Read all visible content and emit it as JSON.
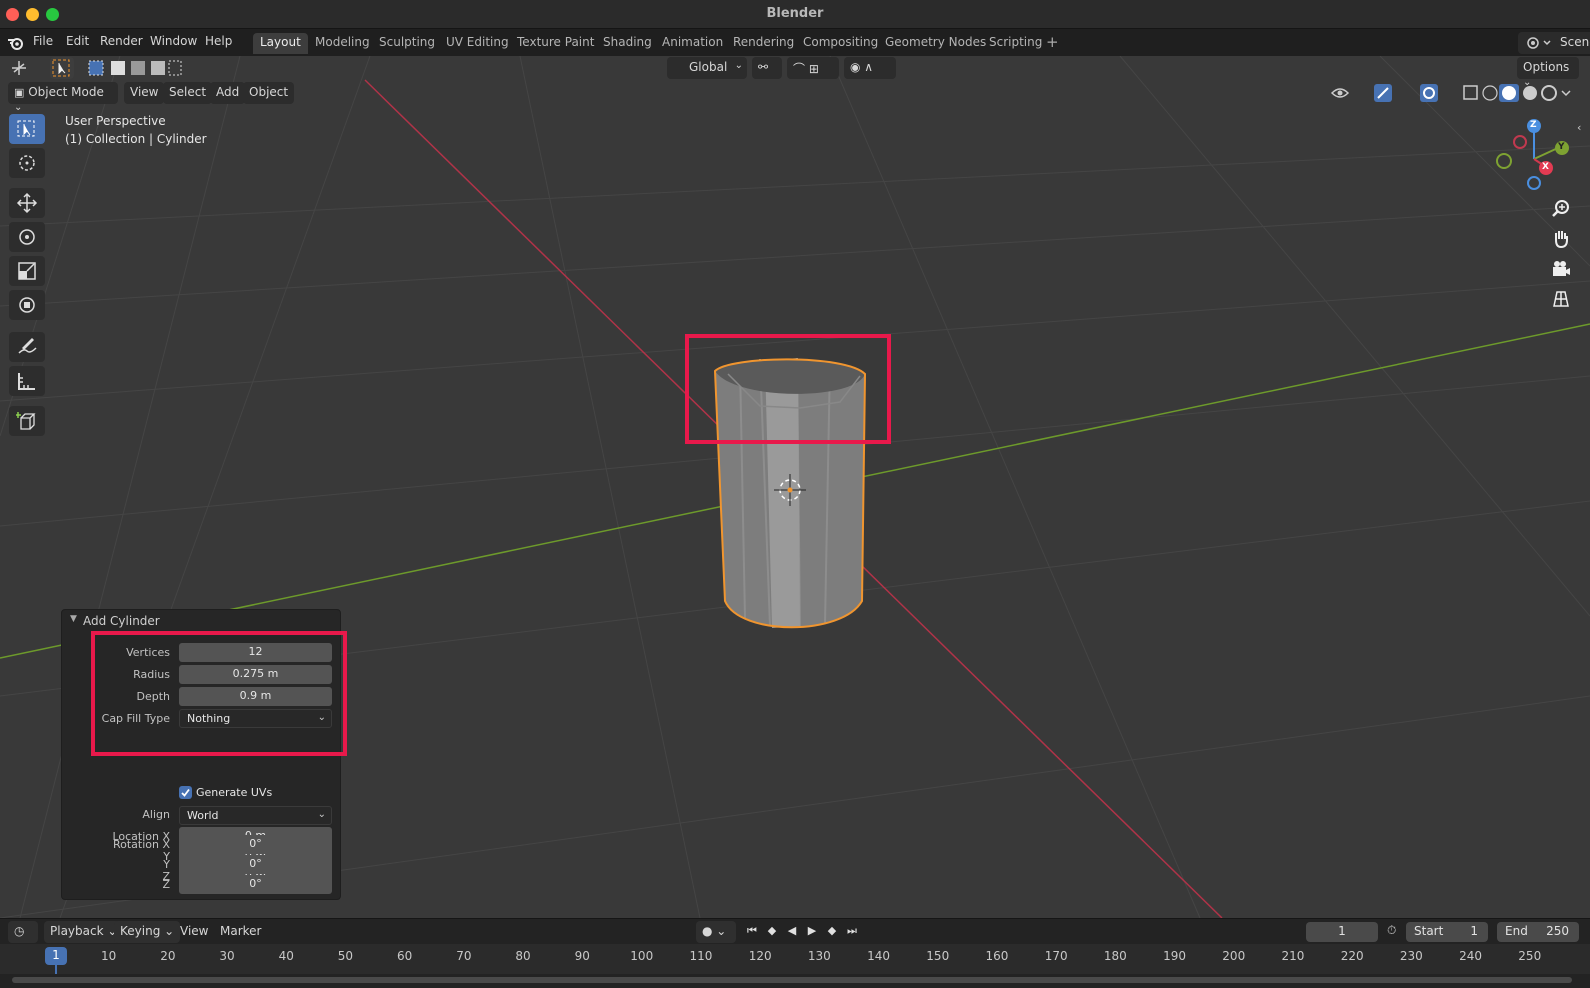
{
  "window": {
    "title": "Blender"
  },
  "menu": [
    "File",
    "Edit",
    "Render",
    "Window",
    "Help"
  ],
  "workspaces": [
    "Layout",
    "Modeling",
    "Sculpting",
    "UV Editing",
    "Texture Paint",
    "Shading",
    "Animation",
    "Rendering",
    "Compositing",
    "Geometry Nodes",
    "Scripting"
  ],
  "active_workspace": "Layout",
  "scene_label": "Scene",
  "tool_header": {
    "transform_orientation": "Global",
    "options_label": "Options"
  },
  "viewport_header": {
    "mode": "Object Mode",
    "menus": [
      "View",
      "Select",
      "Add",
      "Object"
    ]
  },
  "viewport_info": {
    "perspective": "User Perspective",
    "collection": "(1) Collection | Cylinder"
  },
  "gizmo_axes": {
    "x": "X",
    "y": "Y",
    "z": "Z"
  },
  "operator_panel": {
    "title": "Add Cylinder",
    "vertices_label": "Vertices",
    "vertices": "12",
    "radius_label": "Radius",
    "radius": "0.275 m",
    "depth_label": "Depth",
    "depth": "0.9 m",
    "cap_fill_label": "Cap Fill Type",
    "cap_fill": "Nothing",
    "generate_uvs_label": "Generate UVs",
    "generate_uvs": true,
    "align_label": "Align",
    "align": "World",
    "location_x_label": "Location X",
    "location_x": "0 m",
    "location_y_label": "Y",
    "location_y": "0 m",
    "location_z_label": "Z",
    "location_z": "0 m",
    "rotation_x_label": "Rotation X",
    "rotation_x": "0°",
    "rotation_y_label": "Y",
    "rotation_y": "0°",
    "rotation_z_label": "Z",
    "rotation_z": "0°"
  },
  "timeline": {
    "menus": [
      "Playback",
      "Keying",
      "View",
      "Marker"
    ],
    "current_frame": "1",
    "start_label": "Start",
    "start": "1",
    "end_label": "End",
    "end": "250",
    "ticks": [
      "10",
      "20",
      "30",
      "40",
      "50",
      "60",
      "70",
      "80",
      "90",
      "100",
      "110",
      "120",
      "130",
      "140",
      "150",
      "160",
      "170",
      "180",
      "190",
      "200",
      "210",
      "220",
      "230",
      "240",
      "250"
    ],
    "cursor_frame": "1"
  },
  "colors": {
    "accent": "#4772b3",
    "highlight": "#e8194b",
    "selection_outline": "#f0952f",
    "x_axis": "#c0394f",
    "y_axis": "#7ea232"
  }
}
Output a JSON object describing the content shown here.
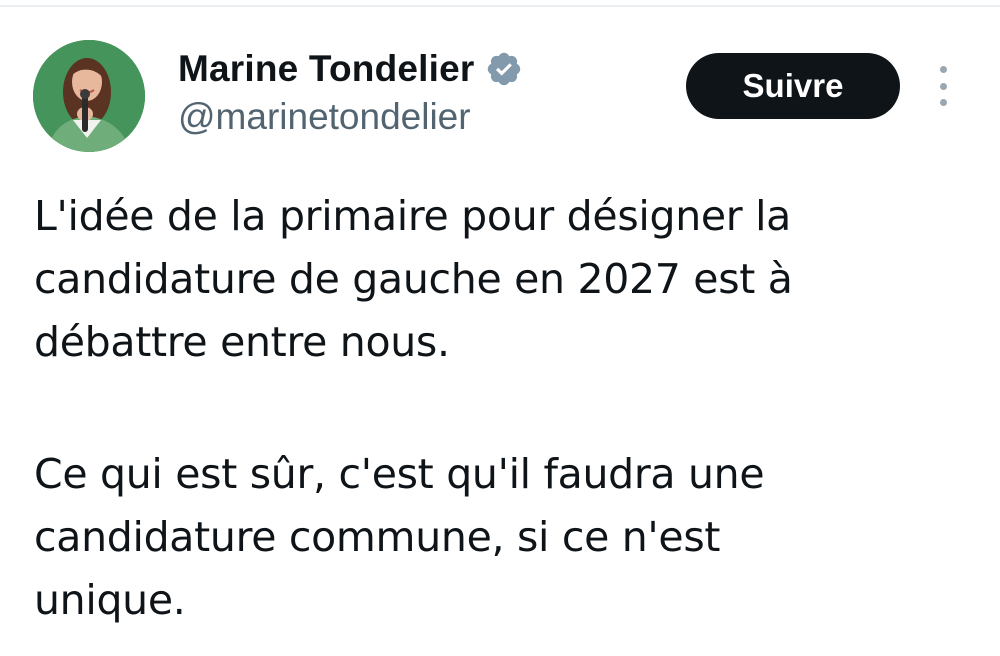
{
  "tweet": {
    "author": {
      "display_name": "Marine Tondelier",
      "handle": "@marinetondelier",
      "verified": true,
      "avatar_icon": "profile-photo"
    },
    "actions": {
      "follow_label": "Suivre",
      "more_icon": "vertical-ellipsis-icon"
    },
    "text": {
      "paragraph_1": "L'idée de la primaire pour désigner la\ncandidature de gauche en 2027 est à\ndébattre entre nous.",
      "paragraph_2": "Ce qui est sûr, c'est qu'il faudra une\ncandidature commune, si ce n'est\nunique."
    }
  },
  "colors": {
    "text_primary": "#0f1419",
    "text_secondary": "#536471",
    "follow_button_bg": "#0f1419",
    "verified_badge": "#829aab",
    "avatar_bg": "#3f8f57"
  }
}
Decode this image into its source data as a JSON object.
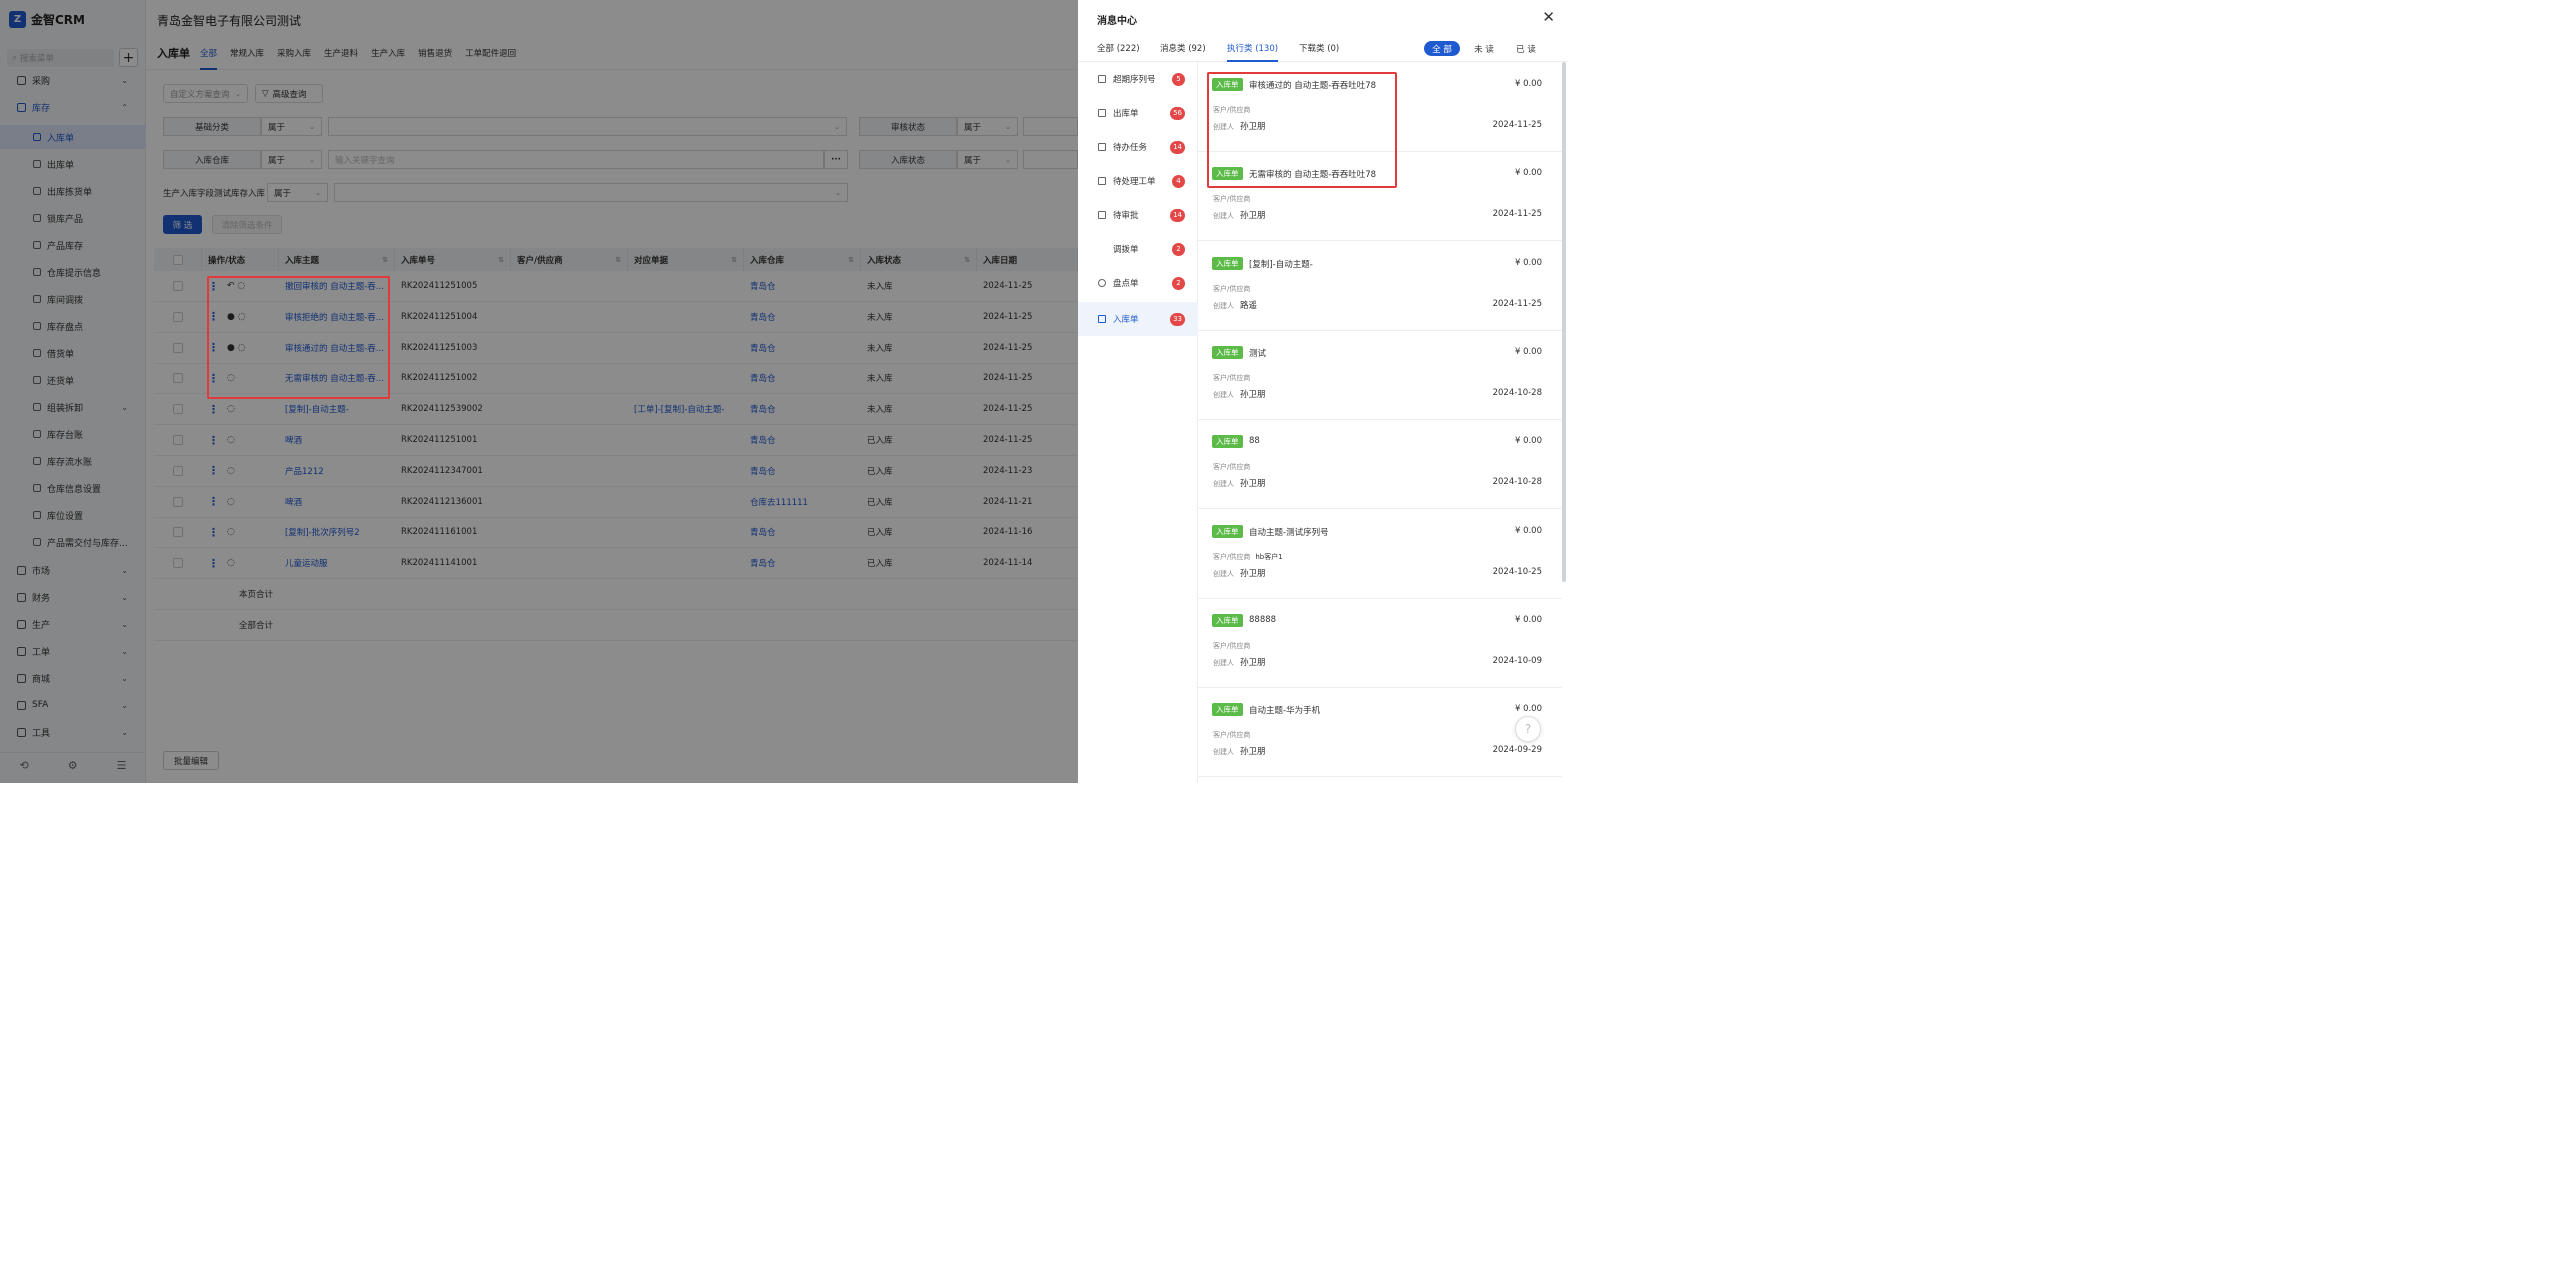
{
  "app": {
    "logo_mark": "Z",
    "name": "金智CRM"
  },
  "sidebar": {
    "search_placeholder": "搜索菜单",
    "add": "+",
    "groups": [
      {
        "label": "采购"
      },
      {
        "label": "库存"
      },
      {
        "label": "市场"
      },
      {
        "label": "财务"
      },
      {
        "label": "生产"
      },
      {
        "label": "工单"
      },
      {
        "label": "商城"
      },
      {
        "label": "SFA"
      },
      {
        "label": "工具"
      }
    ],
    "stock_items": [
      "入库单",
      "出库单",
      "出库拣货单",
      "锁库产品",
      "产品库存",
      "仓库提示信息",
      "库间调拨",
      "库存盘点",
      "借货单",
      "还货单",
      "组装拆卸",
      "库存台账",
      "库存流水账",
      "仓库信息设置",
      "库位设置",
      "产品需交付与库存..."
    ],
    "bottom_icons": [
      "history-icon",
      "settings-icon",
      "menu-collapse-icon"
    ]
  },
  "header": {
    "company": "青岛金智电子有限公司测试"
  },
  "tabbar": {
    "title": "入库单",
    "tabs": [
      "全部",
      "常规入库",
      "采购入库",
      "生产退料",
      "生产入库",
      "销售退货",
      "工单配件退回"
    ]
  },
  "filters": {
    "custom_query": "自定义方案查询",
    "advanced": "高级查询",
    "f1_label": "基础分类",
    "f1_op": "属于",
    "f2_label": "审核状态",
    "f2_op": "属于",
    "f3_label": "入库仓库",
    "f3_op": "属于",
    "f3_placeholder": "输入关键字查询",
    "f3_more": "···",
    "f4_label": "入库状态",
    "f4_op": "属于",
    "f5_label": "生产入库字段测试库存入库",
    "f5_op": "属于",
    "filter_btn": "筛 选",
    "clear_btn": "清除筛选条件"
  },
  "table": {
    "headers": [
      "操作/状态",
      "入库主题",
      "入库单号",
      "客户/供应商",
      "对应单据",
      "入库仓库",
      "入库状态",
      "入库日期"
    ],
    "rows": [
      {
        "icons": "↶ ◌",
        "subject": "撤回审核的 自动主题-吞...",
        "no": "RK202411251005",
        "cust": "",
        "ref": "",
        "wh": "青岛仓",
        "status": "未入库",
        "date": "2024-11-25"
      },
      {
        "icons": "● ◌",
        "subject": "审核拒绝的 自动主题-吞...",
        "no": "RK202411251004",
        "cust": "",
        "ref": "",
        "wh": "青岛仓",
        "status": "未入库",
        "date": "2024-11-25"
      },
      {
        "icons": "● ◌",
        "subject": "审核通过的 自动主题-吞...",
        "no": "RK202411251003",
        "cust": "",
        "ref": "",
        "wh": "青岛仓",
        "status": "未入库",
        "date": "2024-11-25"
      },
      {
        "icons": "◌",
        "subject": "无需审核的 自动主题-吞...",
        "no": "RK202411251002",
        "cust": "",
        "ref": "",
        "wh": "青岛仓",
        "status": "未入库",
        "date": "2024-11-25"
      },
      {
        "icons": "◌",
        "subject": "[复制]-自动主题-",
        "no": "RK2024112539002",
        "cust": "",
        "ref": "[工单]-[复制]-自动主题-",
        "wh": "青岛仓",
        "status": "未入库",
        "date": "2024-11-25"
      },
      {
        "icons": "◌",
        "subject": "啤酒",
        "no": "RK202411251001",
        "cust": "",
        "ref": "",
        "wh": "青岛仓",
        "status": "已入库",
        "date": "2024-11-25"
      },
      {
        "icons": "◌",
        "subject": "产品1212",
        "no": "RK2024112347001",
        "cust": "",
        "ref": "",
        "wh": "青岛仓",
        "status": "已入库",
        "date": "2024-11-23"
      },
      {
        "icons": "◌",
        "subject": "啤酒",
        "no": "RK2024112136001",
        "cust": "",
        "ref": "",
        "wh": "仓库去111111",
        "status": "已入库",
        "date": "2024-11-21"
      },
      {
        "icons": "◌",
        "subject": "[复制]-批次序列号2",
        "no": "RK202411161001",
        "cust": "",
        "ref": "",
        "wh": "青岛仓",
        "status": "已入库",
        "date": "2024-11-16"
      },
      {
        "icons": "◌",
        "subject": "儿童运动服",
        "no": "RK202411141001",
        "cust": "",
        "ref": "",
        "wh": "青岛仓",
        "status": "已入库",
        "date": "2024-11-14"
      }
    ],
    "page_total": "本页合计",
    "all_total": "全部合计"
  },
  "batch_edit": "批量编辑",
  "panel": {
    "title": "消息中心",
    "close": "✕",
    "tabs": [
      "全部 (222)",
      "消息类 (92)",
      "执行类 (130)",
      "下载类 (0)"
    ],
    "segments": [
      "全 部",
      "未 读",
      "已 读"
    ],
    "categories": [
      {
        "label": "超期序列号",
        "badge": "5"
      },
      {
        "label": "出库单",
        "badge": "56"
      },
      {
        "label": "待办任务",
        "badge": "14"
      },
      {
        "label": "待处理工单",
        "badge": "4"
      },
      {
        "label": "待审批",
        "badge": "14"
      },
      {
        "label": "调拨单",
        "badge": "2"
      },
      {
        "label": "盘点单",
        "badge": "2"
      },
      {
        "label": "入库单",
        "badge": "33"
      }
    ],
    "cust_label": "客户/供应商",
    "creator_label": "创建人",
    "messages": [
      {
        "tag": "入库单",
        "title": "审核通过的 自动主题-吞吞吐吐78",
        "amount": "¥ 0.00",
        "cust": "",
        "creator": "孙卫朋",
        "date": "2024-11-25"
      },
      {
        "tag": "入库单",
        "title": "无需审核的 自动主题-吞吞吐吐78",
        "amount": "¥ 0.00",
        "cust": "",
        "creator": "孙卫朋",
        "date": "2024-11-25"
      },
      {
        "tag": "入库单",
        "title": "[复制]-自动主题-",
        "amount": "¥ 0.00",
        "cust": "",
        "creator": "路遥",
        "date": "2024-11-25"
      },
      {
        "tag": "入库单",
        "title": "测试",
        "amount": "¥ 0.00",
        "cust": "",
        "creator": "孙卫朋",
        "date": "2024-10-28"
      },
      {
        "tag": "入库单",
        "title": "88",
        "amount": "¥ 0.00",
        "cust": "",
        "creator": "孙卫朋",
        "date": "2024-10-28"
      },
      {
        "tag": "入库单",
        "title": "自动主题-测试序列号",
        "amount": "¥ 0.00",
        "cust": "hb客户1",
        "creator": "孙卫朋",
        "date": "2024-10-25"
      },
      {
        "tag": "入库单",
        "title": "88888",
        "amount": "¥ 0.00",
        "cust": "",
        "creator": "孙卫朋",
        "date": "2024-10-09"
      },
      {
        "tag": "入库单",
        "title": "自动主题-华为手机",
        "amount": "¥ 0.00",
        "cust": "",
        "creator": "孙卫朋",
        "date": "2024-09-29"
      }
    ],
    "help": "?"
  },
  "colors": {
    "accent": "#1f5ad1",
    "badge": "#e34747",
    "tag": "#5cba48",
    "highlight": "#e23a3a"
  }
}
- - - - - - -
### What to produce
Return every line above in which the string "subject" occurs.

### Response to the task
        "subject": "撤回审核的 自动主题-吞...",
        "subject": "审核拒绝的 自动主题-吞...",
        "subject": "审核通过的 自动主题-吞...",
        "subject": "无需审核的 自动主题-吞...",
        "subject": "[复制]-自动主题-",
        "subject": "啤酒",
        "subject": "产品1212",
        "subject": "啤酒",
        "subject": "[复制]-批次序列号2",
        "subject": "儿童运动服",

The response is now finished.